Update from Parwan, Afghanistan
I quietly enter the classroom in the Women for Women International training center in Parwan, Afghanistan — a small town located an hour and a half outside Kabul. Making every effort to not interrupt the lively discussion, my colleague begins to translate from Dari, the local language, into English.
The women gesture for me to join, encouraging me to participate in their conversation as they identify various marketplaces to sell products. My colleague and I join the circle, and together we sit with 25 Afghan women on brightly colored cushions around the edges of the classroom. Inspiring posters with images and symbols conveying the importance of education, women’s rights, and numbers fill the walls. The atmosphere here is safe and supportive.

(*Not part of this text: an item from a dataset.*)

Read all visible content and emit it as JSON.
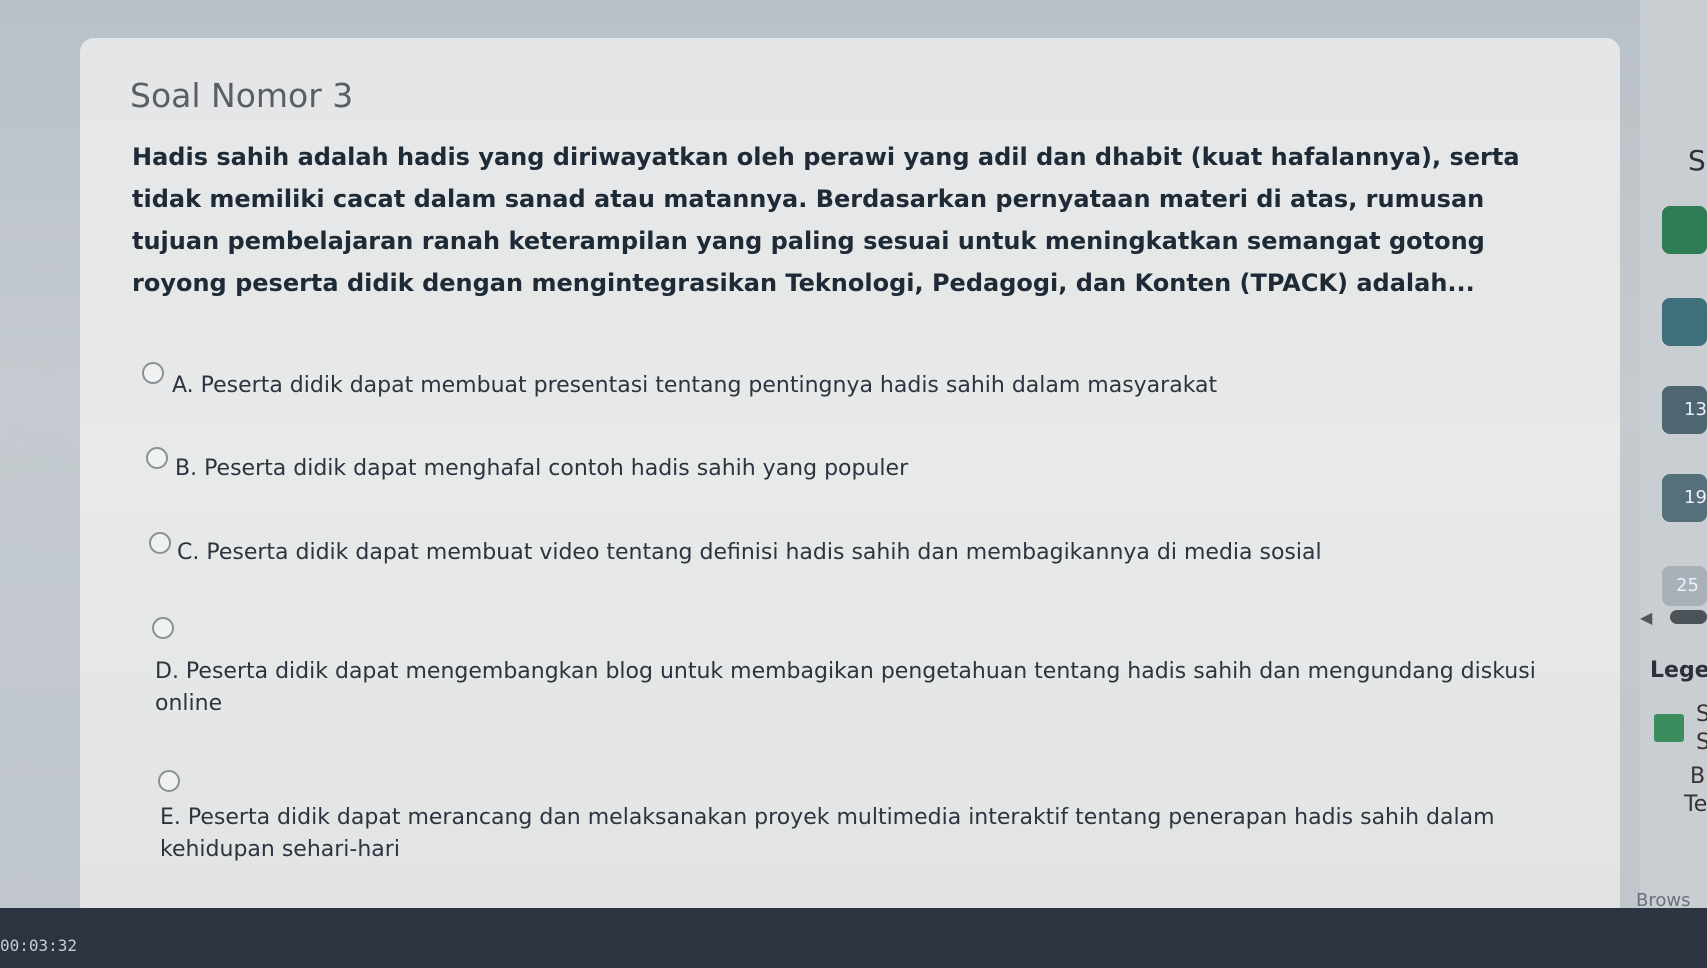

For twelve years, Women for Women International’s Afghanistan program has developed strong relationships with community leaders to promote access and support for women’s education to life-changing resources, health information about nutrition and wellness, as well as important income-generating skills.
My colleague is an instrumental part of the team as the Life Skills Coordinator. On this day, she is my bridge to these vibrant and strong women, and our spirited discussion turns to my questions. As I ask how the experiences and outlook for each has been impacted by their enrollment, my colleague carefully translates.
Within seconds, I am humbled by their courage and resilience. As each sister shares her unique story, one common thread appears – our program was their very first opportunity to access a formal classroom.
The freedom that comes with knowledge is a theme each woman speaks of from a personal place. How learning numbers brings the ability to use a mobile phone to call friends and family; to the powerful experience of being able to write and sign one’s name on wedding contracts or reports — each share how they are using new skills to strengthen their family and bring greater security with income and knowledge of their rights.
Beyond family, they share the importance of being together, working together — the solidarity that flows from the classroom provides strength to try new things and to be part of the reconciliation and rebuilding. Their determination is a reminder of what is at stake in Afghanistan if the political instability and wide-scale conflict return.
There is a palpable exhaustion and fatigue with war and fear that this extends beyond their borders.
“We used to hear the planes and start to get ready to run away. Now, we hear the planes and we are tired. We are tired of war. We are ready for peace,” said Mahtop as her sisters nodded their heads in agreement.
The women share fears of a deteriorating security situation, the negative impact of international support leaving, and a downturn in the economy. After three decades of conflict, they want nothing more than peace and stability in Afghanistan. Without it, they cannot build a better life for themselves and their families.
As the April 5th national elections near, the women ask questions about the future of the Women for Women International program. I use this time to underscore WfWI’s deep commitment to continuing to serve women here during and after the military withdrawal. I share our approach and offer lessons from our ongoing programs in Bosnia and Herzegovina, Rwanda, South Sudan, and Kosovo.
They express appreciation for the candor and the reassurance that regardless of others in the international community, Women for Women International remains committed to their progress. The women’s determination to start something for themselves – a small chicken farm, a home-based tailoring shop, an embroidery cooperative – fills me with optimism. Their voices and stories stay with me every day and motivate me to support our teams on the ground around the world meeting women where they are today. The future is hopeful because these strong resilient woman are the foundation.
Learn more about how you can become involved in Women for Women International’s work in Afghanistan. Sponsor a Sister